Is it a leader’s responsibility to personally monitor customer service? I think it is.
As a leader, you set the example for your employees, and model the behaviors you want them to emulate. Are there any behaviors more important than those dealing with taking care of customers? Probably not. After all, your customers keep you in business, and if they’re not taken care of, they do business elsewhere. Elementary, my dear (you know who).
There are two ways a leader can improve the customer experience. First is to interact directly with customers. You can wander the sales floor or call customers directly and have a chat.
- Are you pleased with our products/services? Why? Why not?
- Have we met all your expectations?
- Is there anything else we can do?
- How can we improve your experience?
- Feel free to call me any time. My direct line is _____________.
You’re too busy? What, you can’t spare 30 minutes a week for a call or two? You can’t say hello to a customer on the sales floor and thank them for coming into the store?
Another way to improve the customer experience is to improve the employee experience. Have you seen “The Customer Comes Second: Put Your People First and Watch ’em Kick Butt” by Hal Rosenbluth and Diane McFerrin Peters? The premise of this interesting book is that when you treat your employees well, they treat the customers well. You want details? Read the book. (Hint: Paying employees more money is not the #1 priority.)
Achieve-Global, the big training vendor, surveyed several thousand people world-wide, and discovered:
“Survey respondents were extremely clear about what matters, and the priority of what matters, to them. What matters most is the emotional impact of their interactions with front-line employees:
- In every country surveyed, respondents told us that being heard and respected are more important than having their issue resolved.
- Forty-six percent of all respondents identified ‘rudeness or indifference,’ and 50 percent identified ‘no concern for my problem’ among their top three negative in-person behaviors.
- Only 25 percent of respondents worldwide said that employees ‘make me feel they are on my side.’”
Sounds suspiciously like soft skills problems, doesn’t it? Don’t get me started.

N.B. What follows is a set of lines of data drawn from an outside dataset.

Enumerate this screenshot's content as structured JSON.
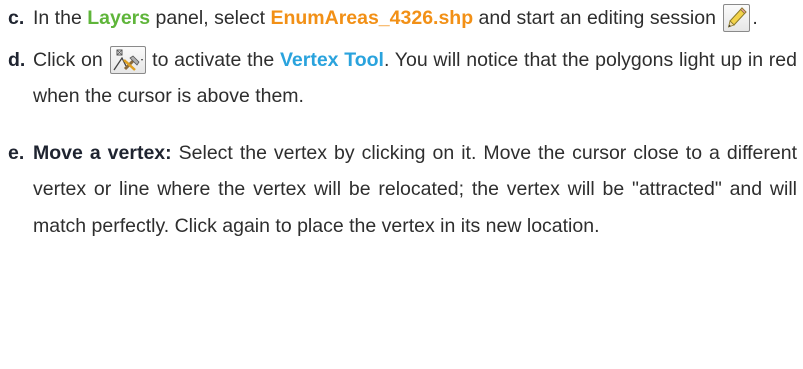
{
  "steps": {
    "c": {
      "marker": "c.",
      "t1": "In the ",
      "layers": "Layers",
      "t2": " panel, select ",
      "file": "EnumAreas_4326.shp",
      "t3": " and start an editing session",
      "end": ".",
      "icon": "pencil-icon"
    },
    "d": {
      "marker": "d.",
      "t1": "Click on ",
      "t2": " to activate the ",
      "tool": "Vertex Tool",
      "t3": ". You will notice that the polygons light up in red when the cursor is above them.",
      "icon": "vertex-tool-icon"
    },
    "e": {
      "marker": "e.",
      "lead": "Move a vertex:",
      "text": " Select the vertex by clicking on it. Move the cursor close to a different vertex or line where the vertex will be relocated; the vertex will be \"attracted\" and will match perfectly. Click again to place the vertex in its new location."
    }
  },
  "colors": {
    "text": "#2e2e2e",
    "layers": "#5fb53a",
    "file": "#f29016",
    "tool": "#2aa3dd"
  }
}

So, is it the leader’s job to take care of customers? What do you think? No really – what do you think? Feel free to call me any time. My direct line is (314) 539-5329. Or send email (firstname.lastname@example.org).